Work order | Make an exact copy of the records below, leaving every image out.

Recorded data
------------------------------------------------------------------------
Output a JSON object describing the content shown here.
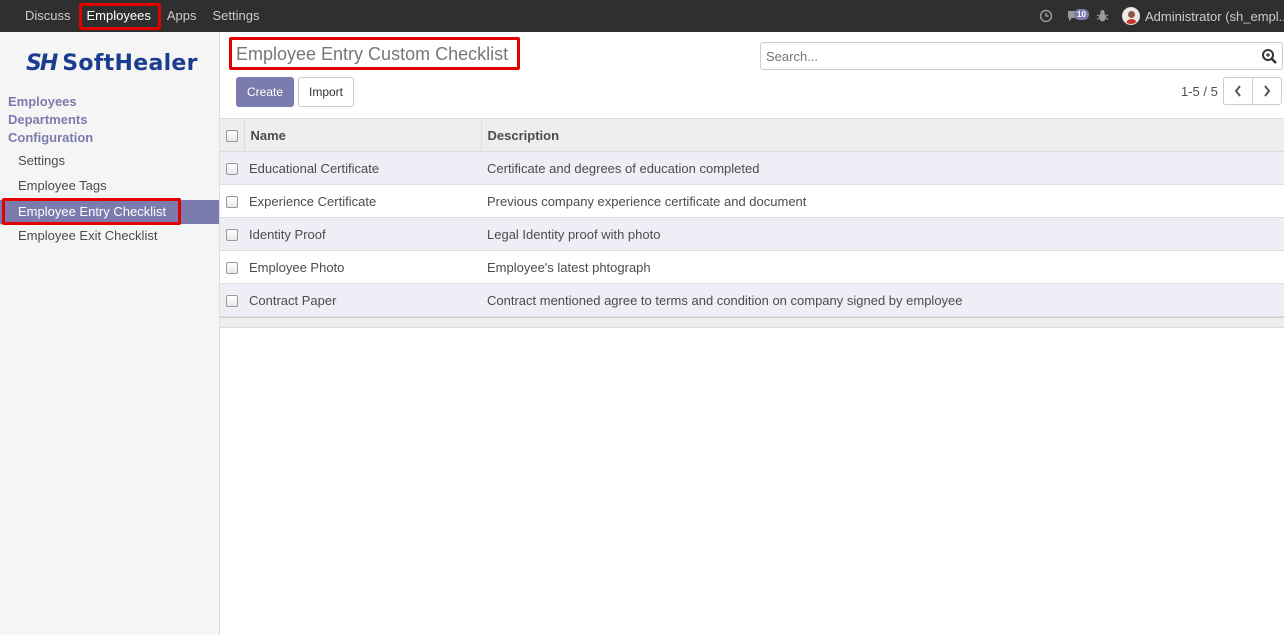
{
  "topbar": {
    "menu": [
      {
        "label": "Discuss",
        "active": false
      },
      {
        "label": "Employees",
        "active": true
      },
      {
        "label": "Apps",
        "active": false
      },
      {
        "label": "Settings",
        "active": false
      }
    ],
    "icons": [
      "clock-icon",
      "chat-icon",
      "bug-icon"
    ],
    "chat_badge": "10",
    "user_name": "Administrator (sh_empl..."
  },
  "sidebar": {
    "logo_mark": "SH",
    "logo_text": "SoftHealer",
    "sections": [
      "Employees",
      "Departments",
      "Configuration"
    ],
    "items": [
      {
        "label": "Settings",
        "active": false
      },
      {
        "label": "Employee Tags",
        "active": false
      },
      {
        "label": "Employee Entry Checklist",
        "active": true
      },
      {
        "label": "Employee Exit Checklist",
        "active": false
      }
    ]
  },
  "control_panel": {
    "title": "Employee Entry Custom Checklist",
    "search_placeholder": "Search...",
    "create_label": "Create",
    "import_label": "Import",
    "pager_text": "1-5 / 5"
  },
  "list": {
    "headers": {
      "name": "Name",
      "description": "Description"
    },
    "rows": [
      {
        "name": "Educational Certificate",
        "description": "Certificate and degrees of education completed"
      },
      {
        "name": "Experience Certificate",
        "description": "Previous company experience certificate and document"
      },
      {
        "name": "Identity Proof",
        "description": "Legal Identity proof with photo"
      },
      {
        "name": "Employee Photo",
        "description": "Employee's latest phtograph"
      },
      {
        "name": "Contract Paper",
        "description": "Contract mentioned agree to terms and condition on company signed by employee"
      }
    ]
  },
  "colors": {
    "accent": "#7c7bad",
    "navbar": "#2f2f2f",
    "highlight_box": "#e30000",
    "logo": "#1c3d8f"
  }
}
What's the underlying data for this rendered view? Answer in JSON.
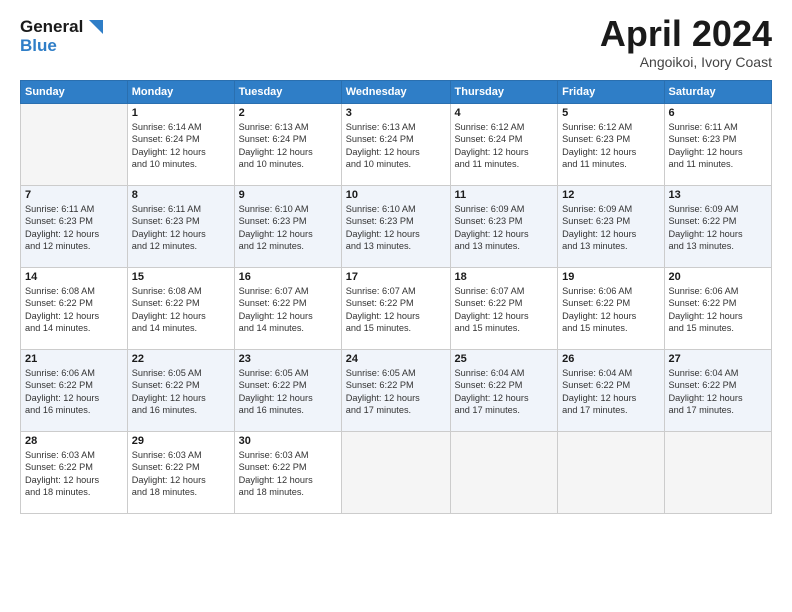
{
  "header": {
    "logo_line1": "General",
    "logo_line2": "Blue",
    "month_title": "April 2024",
    "location": "Angoikoi, Ivory Coast"
  },
  "days_of_week": [
    "Sunday",
    "Monday",
    "Tuesday",
    "Wednesday",
    "Thursday",
    "Friday",
    "Saturday"
  ],
  "weeks": [
    [
      {
        "num": "",
        "info": ""
      },
      {
        "num": "1",
        "info": "Sunrise: 6:14 AM\nSunset: 6:24 PM\nDaylight: 12 hours\nand 10 minutes."
      },
      {
        "num": "2",
        "info": "Sunrise: 6:13 AM\nSunset: 6:24 PM\nDaylight: 12 hours\nand 10 minutes."
      },
      {
        "num": "3",
        "info": "Sunrise: 6:13 AM\nSunset: 6:24 PM\nDaylight: 12 hours\nand 10 minutes."
      },
      {
        "num": "4",
        "info": "Sunrise: 6:12 AM\nSunset: 6:24 PM\nDaylight: 12 hours\nand 11 minutes."
      },
      {
        "num": "5",
        "info": "Sunrise: 6:12 AM\nSunset: 6:23 PM\nDaylight: 12 hours\nand 11 minutes."
      },
      {
        "num": "6",
        "info": "Sunrise: 6:11 AM\nSunset: 6:23 PM\nDaylight: 12 hours\nand 11 minutes."
      }
    ],
    [
      {
        "num": "7",
        "info": "Sunrise: 6:11 AM\nSunset: 6:23 PM\nDaylight: 12 hours\nand 12 minutes."
      },
      {
        "num": "8",
        "info": "Sunrise: 6:11 AM\nSunset: 6:23 PM\nDaylight: 12 hours\nand 12 minutes."
      },
      {
        "num": "9",
        "info": "Sunrise: 6:10 AM\nSunset: 6:23 PM\nDaylight: 12 hours\nand 12 minutes."
      },
      {
        "num": "10",
        "info": "Sunrise: 6:10 AM\nSunset: 6:23 PM\nDaylight: 12 hours\nand 13 minutes."
      },
      {
        "num": "11",
        "info": "Sunrise: 6:09 AM\nSunset: 6:23 PM\nDaylight: 12 hours\nand 13 minutes."
      },
      {
        "num": "12",
        "info": "Sunrise: 6:09 AM\nSunset: 6:23 PM\nDaylight: 12 hours\nand 13 minutes."
      },
      {
        "num": "13",
        "info": "Sunrise: 6:09 AM\nSunset: 6:22 PM\nDaylight: 12 hours\nand 13 minutes."
      }
    ],
    [
      {
        "num": "14",
        "info": "Sunrise: 6:08 AM\nSunset: 6:22 PM\nDaylight: 12 hours\nand 14 minutes."
      },
      {
        "num": "15",
        "info": "Sunrise: 6:08 AM\nSunset: 6:22 PM\nDaylight: 12 hours\nand 14 minutes."
      },
      {
        "num": "16",
        "info": "Sunrise: 6:07 AM\nSunset: 6:22 PM\nDaylight: 12 hours\nand 14 minutes."
      },
      {
        "num": "17",
        "info": "Sunrise: 6:07 AM\nSunset: 6:22 PM\nDaylight: 12 hours\nand 15 minutes."
      },
      {
        "num": "18",
        "info": "Sunrise: 6:07 AM\nSunset: 6:22 PM\nDaylight: 12 hours\nand 15 minutes."
      },
      {
        "num": "19",
        "info": "Sunrise: 6:06 AM\nSunset: 6:22 PM\nDaylight: 12 hours\nand 15 minutes."
      },
      {
        "num": "20",
        "info": "Sunrise: 6:06 AM\nSunset: 6:22 PM\nDaylight: 12 hours\nand 15 minutes."
      }
    ],
    [
      {
        "num": "21",
        "info": "Sunrise: 6:06 AM\nSunset: 6:22 PM\nDaylight: 12 hours\nand 16 minutes."
      },
      {
        "num": "22",
        "info": "Sunrise: 6:05 AM\nSunset: 6:22 PM\nDaylight: 12 hours\nand 16 minutes."
      },
      {
        "num": "23",
        "info": "Sunrise: 6:05 AM\nSunset: 6:22 PM\nDaylight: 12 hours\nand 16 minutes."
      },
      {
        "num": "24",
        "info": "Sunrise: 6:05 AM\nSunset: 6:22 PM\nDaylight: 12 hours\nand 17 minutes."
      },
      {
        "num": "25",
        "info": "Sunrise: 6:04 AM\nSunset: 6:22 PM\nDaylight: 12 hours\nand 17 minutes."
      },
      {
        "num": "26",
        "info": "Sunrise: 6:04 AM\nSunset: 6:22 PM\nDaylight: 12 hours\nand 17 minutes."
      },
      {
        "num": "27",
        "info": "Sunrise: 6:04 AM\nSunset: 6:22 PM\nDaylight: 12 hours\nand 17 minutes."
      }
    ],
    [
      {
        "num": "28",
        "info": "Sunrise: 6:03 AM\nSunset: 6:22 PM\nDaylight: 12 hours\nand 18 minutes."
      },
      {
        "num": "29",
        "info": "Sunrise: 6:03 AM\nSunset: 6:22 PM\nDaylight: 12 hours\nand 18 minutes."
      },
      {
        "num": "30",
        "info": "Sunrise: 6:03 AM\nSunset: 6:22 PM\nDaylight: 12 hours\nand 18 minutes."
      },
      {
        "num": "",
        "info": ""
      },
      {
        "num": "",
        "info": ""
      },
      {
        "num": "",
        "info": ""
      },
      {
        "num": "",
        "info": ""
      }
    ]
  ]
}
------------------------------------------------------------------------
Reply to the exercise |
Output a JSON object describing the content shown here.
{
  "topbar": {
    "menu": [
      {
        "label": "Discuss",
        "active": false
      },
      {
        "label": "Employees",
        "active": true
      },
      {
        "label": "Apps",
        "active": false
      },
      {
        "label": "Settings",
        "active": false
      }
    ],
    "icons": [
      "clock-icon",
      "chat-icon",
      "bug-icon"
    ],
    "chat_badge": "10",
    "user_name": "Administrator (sh_empl..."
  },
  "sidebar": {
    "logo_mark": "SH",
    "logo_text": "SoftHealer",
    "sections": [
      "Employees",
      "Departments",
      "Configuration"
    ],
    "items": [
      {
        "label": "Settings",
        "active": false
      },
      {
        "label": "Employee Tags",
        "active": false
      },
      {
        "label": "Employee Entry Checklist",
        "active": true
      },
      {
        "label": "Employee Exit Checklist",
        "active": false
      }
    ]
  },
  "control_panel": {
    "title": "Employee Entry Custom Checklist",
    "search_placeholder": "Search...",
    "create_label": "Create",
    "import_label": "Import",
    "pager_text": "1-5 / 5"
  },
  "list": {
    "headers": {
      "name": "Name",
      "description": "Description"
    },
    "rows": [
      {
        "name": "Educational Certificate",
        "description": "Certificate and degrees of education completed"
      },
      {
        "name": "Experience Certificate",
        "description": "Previous company experience certificate and document"
      },
      {
        "name": "Identity Proof",
        "description": "Legal Identity proof with photo"
      },
      {
        "name": "Employee Photo",
        "description": "Employee's latest phtograph"
      },
      {
        "name": "Contract Paper",
        "description": "Contract mentioned agree to terms and condition on company signed by employee"
      }
    ]
  },
  "colors": {
    "accent": "#7c7bad",
    "navbar": "#2f2f2f",
    "highlight_box": "#e30000",
    "logo": "#1c3d8f"
  }
}
What's the underlying data for this rendered view? Answer in JSON.
{
  "header": {
    "logo_line1": "General",
    "logo_line2": "Blue",
    "month_title": "April 2024",
    "location": "Angoikoi, Ivory Coast"
  },
  "days_of_week": [
    "Sunday",
    "Monday",
    "Tuesday",
    "Wednesday",
    "Thursday",
    "Friday",
    "Saturday"
  ],
  "weeks": [
    [
      {
        "num": "",
        "info": ""
      },
      {
        "num": "1",
        "info": "Sunrise: 6:14 AM\nSunset: 6:24 PM\nDaylight: 12 hours\nand 10 minutes."
      },
      {
        "num": "2",
        "info": "Sunrise: 6:13 AM\nSunset: 6:24 PM\nDaylight: 12 hours\nand 10 minutes."
      },
      {
        "num": "3",
        "info": "Sunrise: 6:13 AM\nSunset: 6:24 PM\nDaylight: 12 hours\nand 10 minutes."
      },
      {
        "num": "4",
        "info": "Sunrise: 6:12 AM\nSunset: 6:24 PM\nDaylight: 12 hours\nand 11 minutes."
      },
      {
        "num": "5",
        "info": "Sunrise: 6:12 AM\nSunset: 6:23 PM\nDaylight: 12 hours\nand 11 minutes."
      },
      {
        "num": "6",
        "info": "Sunrise: 6:11 AM\nSunset: 6:23 PM\nDaylight: 12 hours\nand 11 minutes."
      }
    ],
    [
      {
        "num": "7",
        "info": "Sunrise: 6:11 AM\nSunset: 6:23 PM\nDaylight: 12 hours\nand 12 minutes."
      },
      {
        "num": "8",
        "info": "Sunrise: 6:11 AM\nSunset: 6:23 PM\nDaylight: 12 hours\nand 12 minutes."
      },
      {
        "num": "9",
        "info": "Sunrise: 6:10 AM\nSunset: 6:23 PM\nDaylight: 12 hours\nand 12 minutes."
      },
      {
        "num": "10",
        "info": "Sunrise: 6:10 AM\nSunset: 6:23 PM\nDaylight: 12 hours\nand 13 minutes."
      },
      {
        "num": "11",
        "info": "Sunrise: 6:09 AM\nSunset: 6:23 PM\nDaylight: 12 hours\nand 13 minutes."
      },
      {
        "num": "12",
        "info": "Sunrise: 6:09 AM\nSunset: 6:23 PM\nDaylight: 12 hours\nand 13 minutes."
      },
      {
        "num": "13",
        "info": "Sunrise: 6:09 AM\nSunset: 6:22 PM\nDaylight: 12 hours\nand 13 minutes."
      }
    ],
    [
      {
        "num": "14",
        "info": "Sunrise: 6:08 AM\nSunset: 6:22 PM\nDaylight: 12 hours\nand 14 minutes."
      },
      {
        "num": "15",
        "info": "Sunrise: 6:08 AM\nSunset: 6:22 PM\nDaylight: 12 hours\nand 14 minutes."
      },
      {
        "num": "16",
        "info": "Sunrise: 6:07 AM\nSunset: 6:22 PM\nDaylight: 12 hours\nand 14 minutes."
      },
      {
        "num": "17",
        "info": "Sunrise: 6:07 AM\nSunset: 6:22 PM\nDaylight: 12 hours\nand 15 minutes."
      },
      {
        "num": "18",
        "info": "Sunrise: 6:07 AM\nSunset: 6:22 PM\nDaylight: 12 hours\nand 15 minutes."
      },
      {
        "num": "19",
        "info": "Sunrise: 6:06 AM\nSunset: 6:22 PM\nDaylight: 12 hours\nand 15 minutes."
      },
      {
        "num": "20",
        "info": "Sunrise: 6:06 AM\nSunset: 6:22 PM\nDaylight: 12 hours\nand 15 minutes."
      }
    ],
    [
      {
        "num": "21",
        "info": "Sunrise: 6:06 AM\nSunset: 6:22 PM\nDaylight: 12 hours\nand 16 minutes."
      },
      {
        "num": "22",
        "info": "Sunrise: 6:05 AM\nSunset: 6:22 PM\nDaylight: 12 hours\nand 16 minutes."
      },
      {
        "num": "23",
        "info": "Sunrise: 6:05 AM\nSunset: 6:22 PM\nDaylight: 12 hours\nand 16 minutes."
      },
      {
        "num": "24",
        "info": "Sunrise: 6:05 AM\nSunset: 6:22 PM\nDaylight: 12 hours\nand 17 minutes."
      },
      {
        "num": "25",
        "info": "Sunrise: 6:04 AM\nSunset: 6:22 PM\nDaylight: 12 hours\nand 17 minutes."
      },
      {
        "num": "26",
        "info": "Sunrise: 6:04 AM\nSunset: 6:22 PM\nDaylight: 12 hours\nand 17 minutes."
      },
      {
        "num": "27",
        "info": "Sunrise: 6:04 AM\nSunset: 6:22 PM\nDaylight: 12 hours\nand 17 minutes."
      }
    ],
    [
      {
        "num": "28",
        "info": "Sunrise: 6:03 AM\nSunset: 6:22 PM\nDaylight: 12 hours\nand 18 minutes."
      },
      {
        "num": "29",
        "info": "Sunrise: 6:03 AM\nSunset: 6:22 PM\nDaylight: 12 hours\nand 18 minutes."
      },
      {
        "num": "30",
        "info": "Sunrise: 6:03 AM\nSunset: 6:22 PM\nDaylight: 12 hours\nand 18 minutes."
      },
      {
        "num": "",
        "info": ""
      },
      {
        "num": "",
        "info": ""
      },
      {
        "num": "",
        "info": ""
      },
      {
        "num": "",
        "info": ""
      }
    ]
  ]
}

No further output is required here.